Cavity-enhanced raman gas spectrometry of biogenic gases
The application of an innovative design of a miniaturized and extremely robust gas sensor based on cavity enhanced Raman spectrometry is introduced. The versatility of the new sensor allows online, simultaneous identification and quantification of various biogenic gases and volatiles in a wide range of concentrations and without cross-sensitivity. The different experiments in which this instrument has been applied demonstrate its stability for a range of important environmental research questions. In particular, the ability to simultaneously measure O2 and N2 besides other gases like CO2 and the ability of real-time, in-situ measurements using isotope labels with a comparable inexpensive sensor is unique. The application of stable isotope tracers, such as used in the examples with 13C, provides a powerful tool for understanding metabolic pathways, using low flow rates and small sample volumes in closed systems. All this is possible because Raman spectra are based on the characteristic inherent molecular vibrations of the measured gases such that the measurement does not influence or disturb the experimental site by the consumption of gases, labels or transducers. Fast analysis of gas exchange processes is possible, since time consuming sampling and sample preparation steps are not necessary. Also long-term gas observations can be performed due to stable linear calibration with no saturation and aging effects. It was shown that Raman gas spectrometry provides versatility, while at the same time portability is maintained by miniaturized instrument components and low power consumption. The comparably simple calibration and the straightforward handling allow focusing on the actual experiment rather than on the gas quantification. The experiments demonstrated that Raman spectrometry enables the simultaneous investigation of various gases produced and/or consumed by plants and microbes in controlled laboratory studies and in complex ecosystems. Miniaturization and low power consumption constitute a high potential for on-field measurement campaigns.

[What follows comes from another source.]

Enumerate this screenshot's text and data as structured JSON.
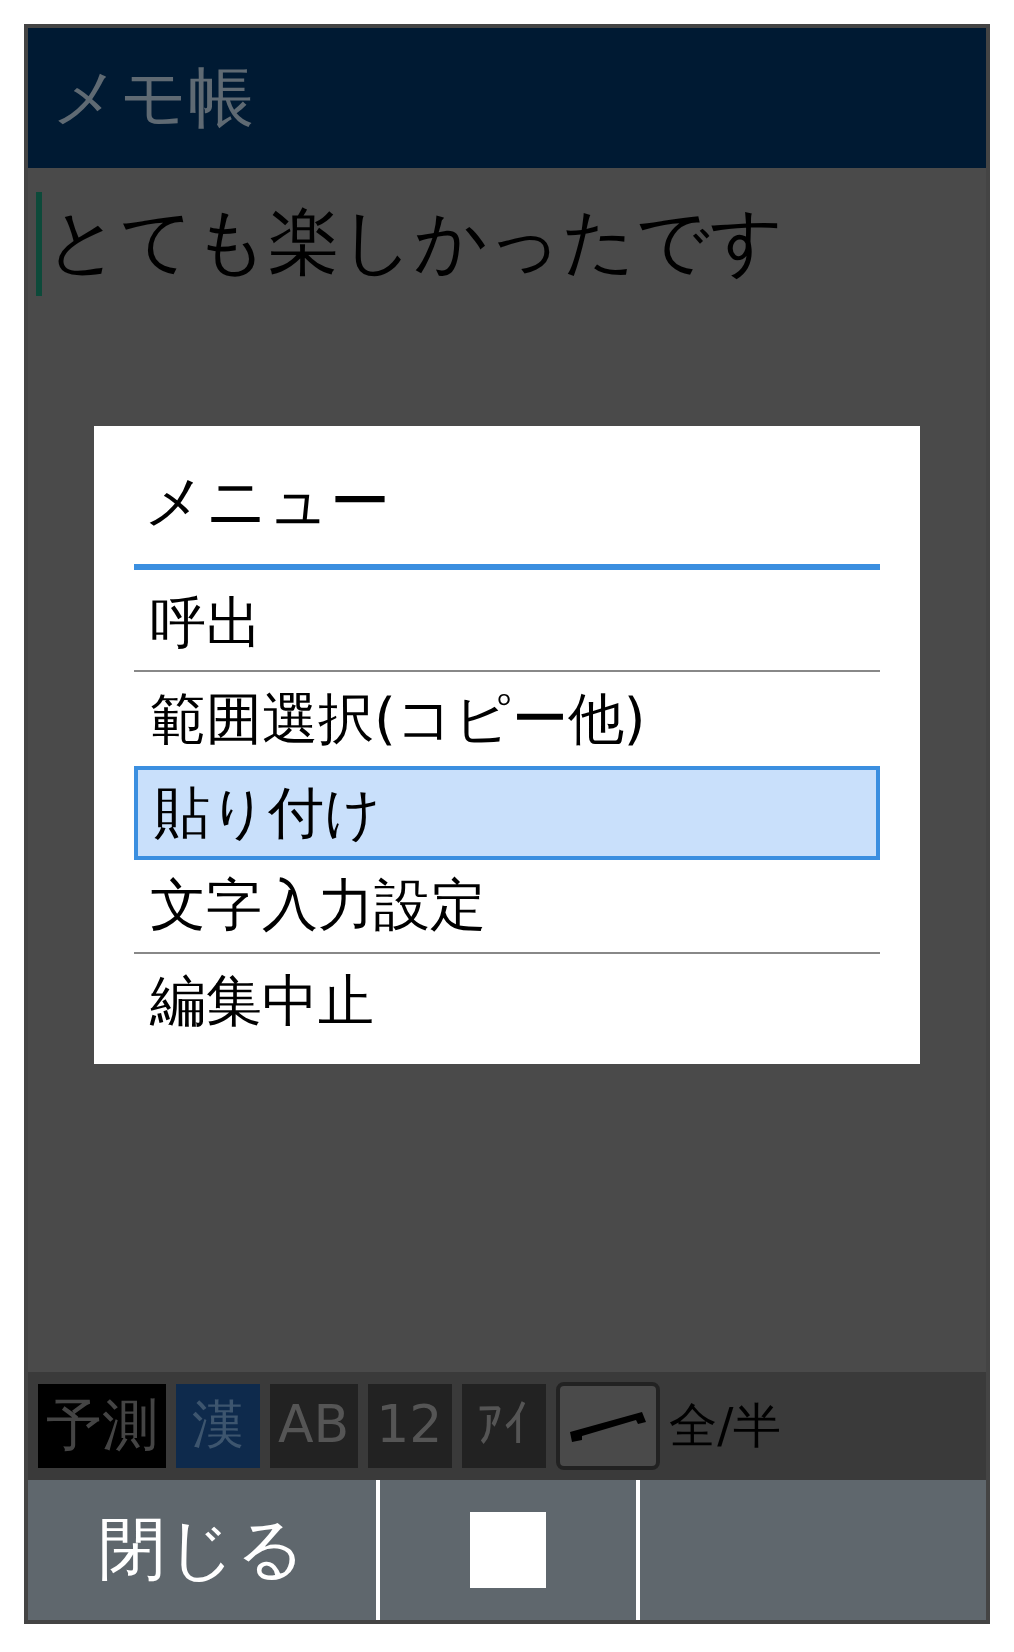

This method is urgently needed and will contribute in the future to the elucidation of complex and strongly interdependent environmental processes.